The Frist Center for the Visual Arts opens ‘Watch Me Move: The Animation Show,’ the most extensive exhibition ever mounted to present a wide range of animated imagery produced in the last 120 years, on Friday, June 6. Presenting animation as a highly influential force in the development of global visual culture, ‘Watch Me Move’ explores the relationship between animation and film and offers a timely insight into the genre as a cultural phenomenon. ‘Watch Me Move’ will be on view in the Frist Center’s Ingram Gallery through September 1.

“While we often think of animation as an art form for children, this exhibition acknowledges its appeal to all generations and cultures from the United States and Europe to Japan and China,” said Frist Center Chief Curator Mark Scala. “Most of the works comprise family entertainment, which is often hilarious and ingenious. Even films with purely aesthetic aims, or with mature and socially critical content will change the way people appreciate many of the most creative, yet often unheralded, masters of the medium.”

The show features 85 works, from iconic clips to lesser-known masterpieces.

“As visitors move through galleries illuminated with the glow of screens and projections,” said Scala, “we foresee them experiencing delight in the familiar mingled with pleasure at the imaginative productions of artists and filmmakers who have never achieved a wide audience. From wonder and laughter to provocation and contemplation, even a little shock, ‘Watch Me Move’ inspires a surprising range of emotions.”

Organized by the Barbican Centre, London, the exhibition juxtaposes works by pioneers and independent film-makers including Étienne-Jules Marey, Max Fleischer, and Lotte Reiniger with the creative output of commercial studios such as Disney, Studio Ghibli and Pixar. It also includes works by major contemporary artists such as William Kentridge and Nathalie Djurberg.

Ang Lee. Hulk (film still), 2003. 35mm color film, sound, 138 minutes. Courtesy of Universal City Studios LLC

Ang Lee. Hulk (film still), 2003. 35mm color film, sound, 138 minutes. Courtesy of Universal City Studios LLC

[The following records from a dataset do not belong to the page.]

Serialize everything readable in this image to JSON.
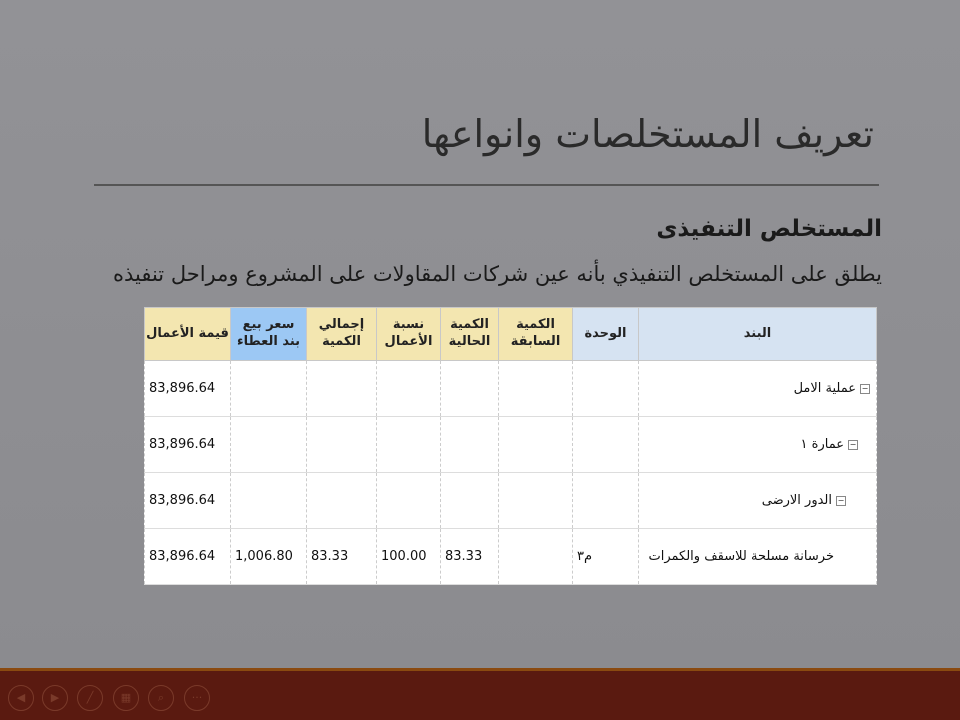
{
  "slide": {
    "title": "تعريف المستخلصات وانواعها",
    "subtitle": "المستخلص التنفيذى",
    "body": "يطلق على المستخلص التنفيذي بأنه عين شركات المقاولات على المشروع ومراحل تنفيذه"
  },
  "table": {
    "headers": [
      "البند",
      "الوحدة",
      "الكمية السابقة",
      "الكمية الحالية",
      "نسبة الأعمال",
      "إجمالي الكمية",
      "سعر بيع بند العطاء",
      "قيمة الأعمال"
    ],
    "rows": [
      {
        "item": "عملية الامل",
        "unit": "",
        "prev": "",
        "curr": "",
        "pct": "",
        "total": "",
        "price": "",
        "value": "83,896.64"
      },
      {
        "item": "عمارة ١",
        "unit": "",
        "prev": "",
        "curr": "",
        "pct": "",
        "total": "",
        "price": "",
        "value": "83,896.64"
      },
      {
        "item": "الدور الارضى",
        "unit": "",
        "prev": "",
        "curr": "",
        "pct": "",
        "total": "",
        "price": "",
        "value": "83,896.64"
      },
      {
        "item": "خرسانة مسلحة للاسقف والكمرات",
        "unit": "م٣",
        "prev": "",
        "curr": "83.33",
        "pct": "100.00",
        "total": "83.33",
        "price": "1,006.80",
        "value": "83,896.64"
      }
    ]
  },
  "controls": [
    "previous-icon",
    "next-icon",
    "pen-icon",
    "slides-icon",
    "zoom-icon",
    "more-icon"
  ]
}
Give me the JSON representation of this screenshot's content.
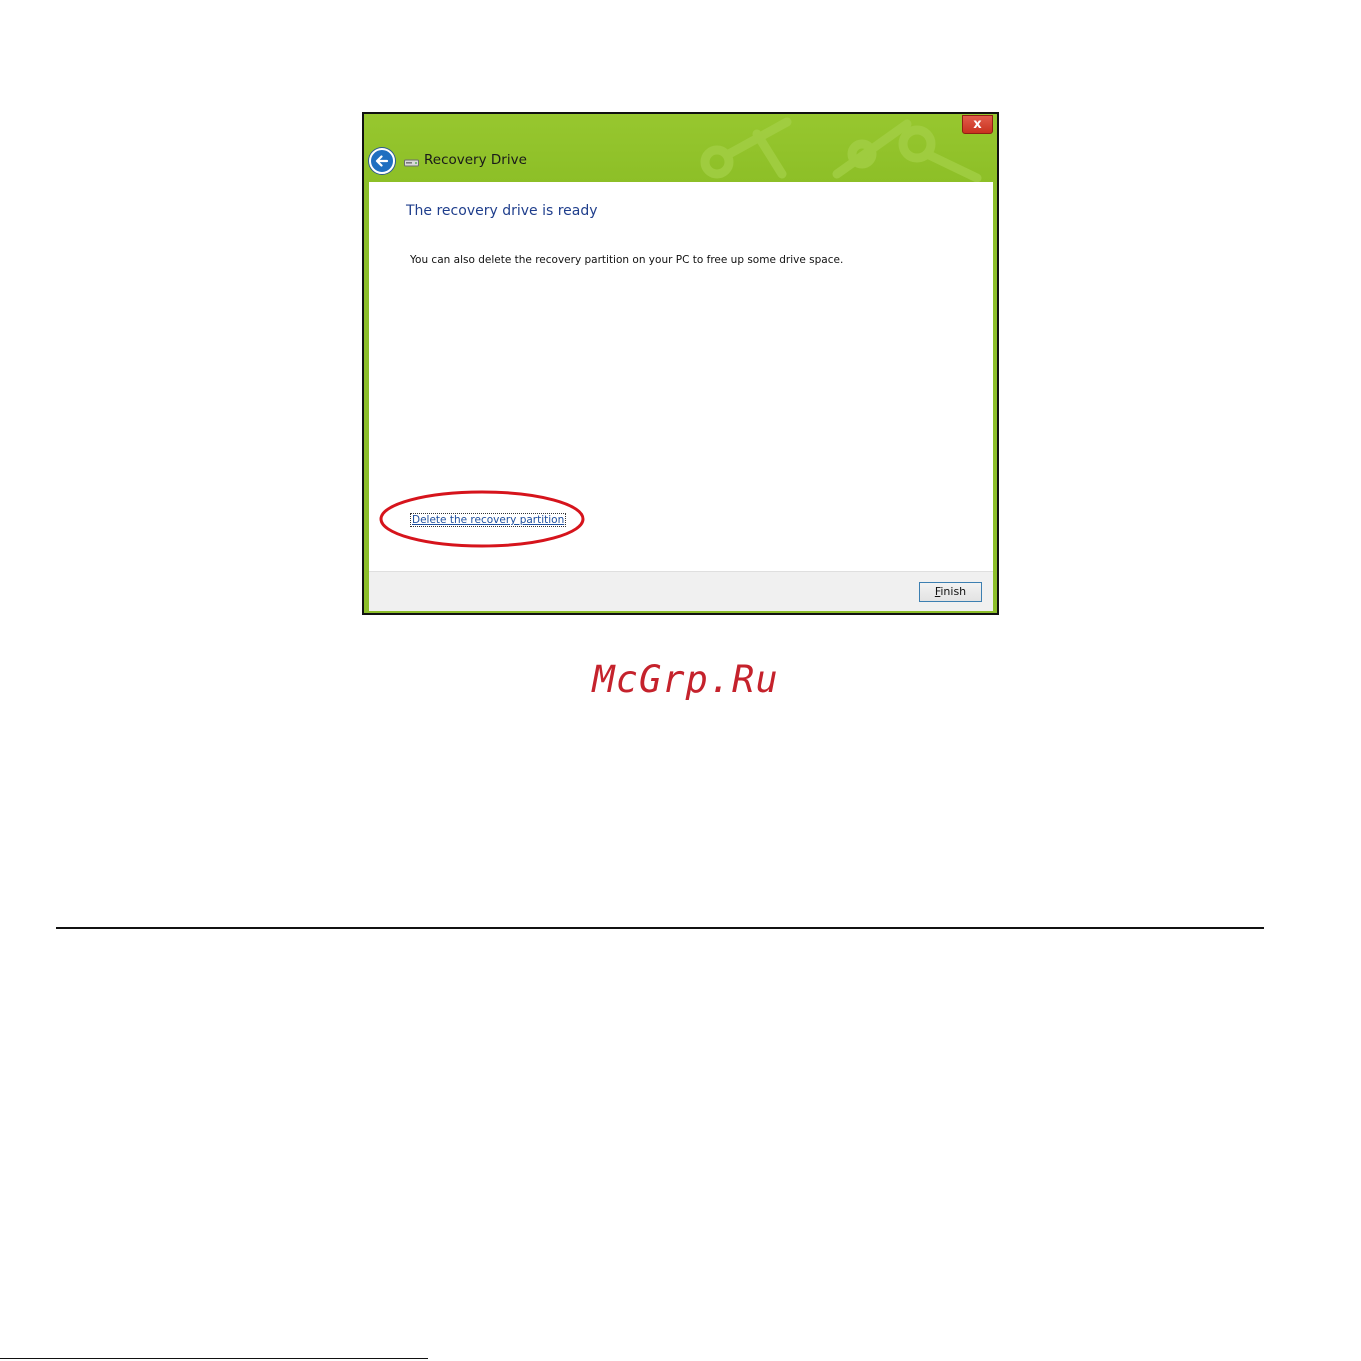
{
  "window": {
    "title": "Recovery Drive",
    "close_label": "x",
    "heading": "The recovery drive is ready",
    "description": "You can also delete the recovery partition on your PC to free up some drive space.",
    "delete_link": "Delete the recovery partition",
    "finish_button": {
      "mnemonic": "F",
      "rest": "inish"
    },
    "icons": [
      "back-arrow-icon",
      "drive-icon",
      "close-icon"
    ],
    "colors": {
      "titlebar": "#8cbe2a",
      "heading": "#1f3e8c",
      "highlight": "#d6141c"
    }
  },
  "watermark": "McGrp.Ru"
}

Transforming the gallery into an immersive environment, the exhibition is divided into six thematic groupings: Apparitions, Fables and Fragments, Structures, Characters, Superhumans and Modern Visions. Apparitions focuses on the emergence of the animated image with its roots in photographer Eadweard Muybridge’s now iconic split-second frame images of animals and humans in motion.

Clips feature some of the biggest stars of animation: Mickey Mouse, Betty Boop, and Felix the Cat; the rise of TV cartoons, Fred and Wilma Flintstone, George Jetson, and Yogi Bear reflected the mores of the 1960s. More recently, the Simpsons and South Park as vehicles for social satire; Pixar’s Toy Story trilogy (1995/1999/2010), in which Woody and his cohort are shown as complex and compelling virtual beings; the Hulk; and Astro Boy, 1963–66, set in a futuristic city.

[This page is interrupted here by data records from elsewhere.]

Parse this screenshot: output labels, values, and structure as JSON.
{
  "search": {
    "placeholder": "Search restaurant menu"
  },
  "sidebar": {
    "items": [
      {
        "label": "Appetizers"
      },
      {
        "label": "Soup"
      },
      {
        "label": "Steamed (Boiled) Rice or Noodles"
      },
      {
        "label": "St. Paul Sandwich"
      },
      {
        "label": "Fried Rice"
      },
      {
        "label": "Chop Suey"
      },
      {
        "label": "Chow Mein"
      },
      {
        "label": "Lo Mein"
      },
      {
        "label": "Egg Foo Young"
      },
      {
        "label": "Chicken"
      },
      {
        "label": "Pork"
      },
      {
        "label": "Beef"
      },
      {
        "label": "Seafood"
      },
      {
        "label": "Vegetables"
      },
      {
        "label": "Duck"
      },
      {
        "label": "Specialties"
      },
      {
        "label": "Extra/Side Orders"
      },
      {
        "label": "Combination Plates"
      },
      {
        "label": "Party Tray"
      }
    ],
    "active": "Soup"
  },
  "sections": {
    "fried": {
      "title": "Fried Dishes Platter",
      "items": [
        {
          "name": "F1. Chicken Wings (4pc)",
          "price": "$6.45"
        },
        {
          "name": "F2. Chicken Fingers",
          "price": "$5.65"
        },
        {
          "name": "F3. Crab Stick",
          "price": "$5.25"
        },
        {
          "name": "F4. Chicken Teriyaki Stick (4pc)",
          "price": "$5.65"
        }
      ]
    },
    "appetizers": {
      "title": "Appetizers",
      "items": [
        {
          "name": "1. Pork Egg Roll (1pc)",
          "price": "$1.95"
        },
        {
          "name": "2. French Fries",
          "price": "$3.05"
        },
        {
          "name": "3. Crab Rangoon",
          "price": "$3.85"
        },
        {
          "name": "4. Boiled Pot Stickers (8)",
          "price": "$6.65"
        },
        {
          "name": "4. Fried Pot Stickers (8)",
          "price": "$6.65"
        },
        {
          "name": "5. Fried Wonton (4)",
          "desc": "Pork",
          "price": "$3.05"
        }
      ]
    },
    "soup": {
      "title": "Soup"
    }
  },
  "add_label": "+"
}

The Frist Center is partnering with Nashville’s Belcourt Theatre to present an animation series the first three weekends of July, with family-friendly animated classics on Saturday mornings at 10 am, and a midnight movie series with features such as Who Framed Roger Rabbit, Ralph Bakshi’s Heavy Traffic and the anime film Ghost in the Shell for mature audiences.